WHAT NEEDS TO BE DONE -
Tally the lines below that include the string "icon". Reply with the total only.

DATA SUPPLIED -
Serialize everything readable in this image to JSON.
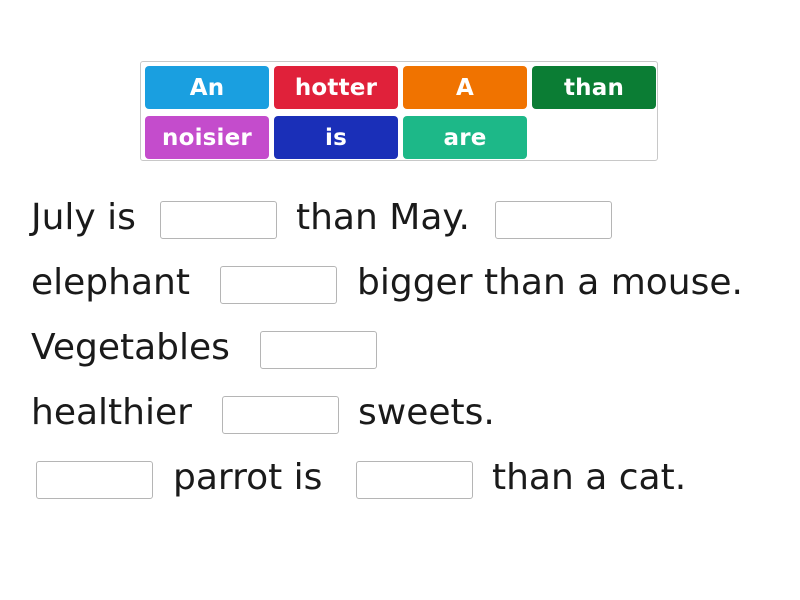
{
  "tile_bank": {
    "tiles": [
      {
        "label": "An",
        "color": "#1a9fe0"
      },
      {
        "label": "hotter",
        "color": "#e0213a"
      },
      {
        "label": "A",
        "color": "#f07300"
      },
      {
        "label": "than",
        "color": "#0b7d34"
      },
      {
        "label": "noisier",
        "color": "#c44ccc"
      },
      {
        "label": "is",
        "color": "#1a2fb8"
      },
      {
        "label": "are",
        "color": "#1db888"
      }
    ]
  },
  "sentences": {
    "line1": {
      "part1": "July is",
      "part2": "than May."
    },
    "line2": {
      "part1": "elephant",
      "part2": "bigger than a mouse."
    },
    "line3": {
      "part1": "Vegetables"
    },
    "line4": {
      "part1": "healthier",
      "part2": "sweets."
    },
    "line5": {
      "part1": "parrot is",
      "part2": "than a cat."
    }
  }
}
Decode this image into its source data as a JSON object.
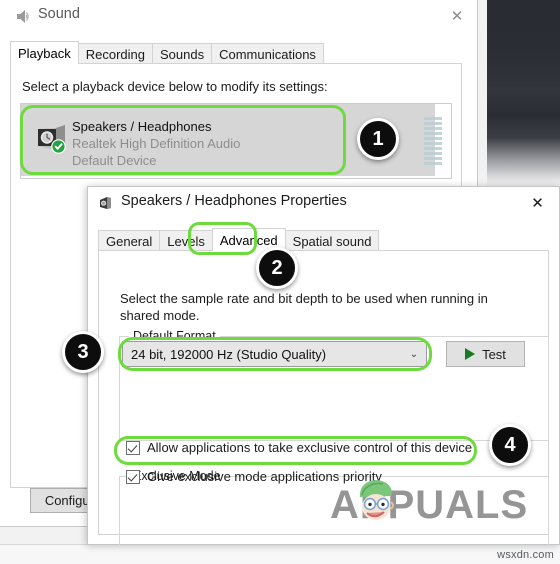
{
  "desktop": {
    "credit": "wsxdn.com"
  },
  "sound_window": {
    "title": "Sound",
    "title_icon": "speaker-icon",
    "close_label": "✕",
    "tabs": [
      {
        "label": "Playback",
        "active": true
      },
      {
        "label": "Recording",
        "active": false
      },
      {
        "label": "Sounds",
        "active": false
      },
      {
        "label": "Communications",
        "active": false
      }
    ],
    "playback": {
      "hint": "Select a playback device below to modify its settings:",
      "device": {
        "name": "Speakers / Headphones",
        "driver": "Realtek High Definition Audio",
        "status": "Default Device",
        "icon": "speaker-default-icon",
        "badge_icon": "green-check-icon",
        "meter_segments": 10
      }
    },
    "configure_button": "Configure"
  },
  "properties_window": {
    "title": "Speakers / Headphones Properties",
    "title_icon": "speaker-icon",
    "close_label": "✕",
    "tabs": [
      {
        "label": "General",
        "active": false
      },
      {
        "label": "Levels",
        "active": false
      },
      {
        "label": "Advanced",
        "active": true
      },
      {
        "label": "Spatial sound",
        "active": false
      }
    ],
    "default_format": {
      "group_title": "Default Format",
      "description": "Select the sample rate and bit depth to be used when running in shared mode.",
      "selected_value": "24 bit, 192000 Hz (Studio Quality)",
      "dropdown_arrow": "⌄",
      "test_button": "Test",
      "test_icon": "play-icon"
    },
    "exclusive_mode": {
      "group_title": "Exclusive Mode",
      "checkboxes": [
        {
          "label": "Allow applications to take exclusive control of this device",
          "checked": true
        },
        {
          "label": "Give exclusive mode applications priority",
          "checked": true
        }
      ]
    }
  },
  "annotations": {
    "highlight_color": "#6ddb3e",
    "badges": [
      {
        "number": "1",
        "target": "playback-device-row"
      },
      {
        "number": "2",
        "target": "advanced-tab"
      },
      {
        "number": "3",
        "target": "default-format-dropdown"
      },
      {
        "number": "4",
        "target": "exclusive-control-checkbox"
      }
    ]
  },
  "watermark": {
    "text": "APPUALS",
    "face_icon": "mascot-face-icon"
  }
}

OUTPUT FOR THIS EXERCISE -
6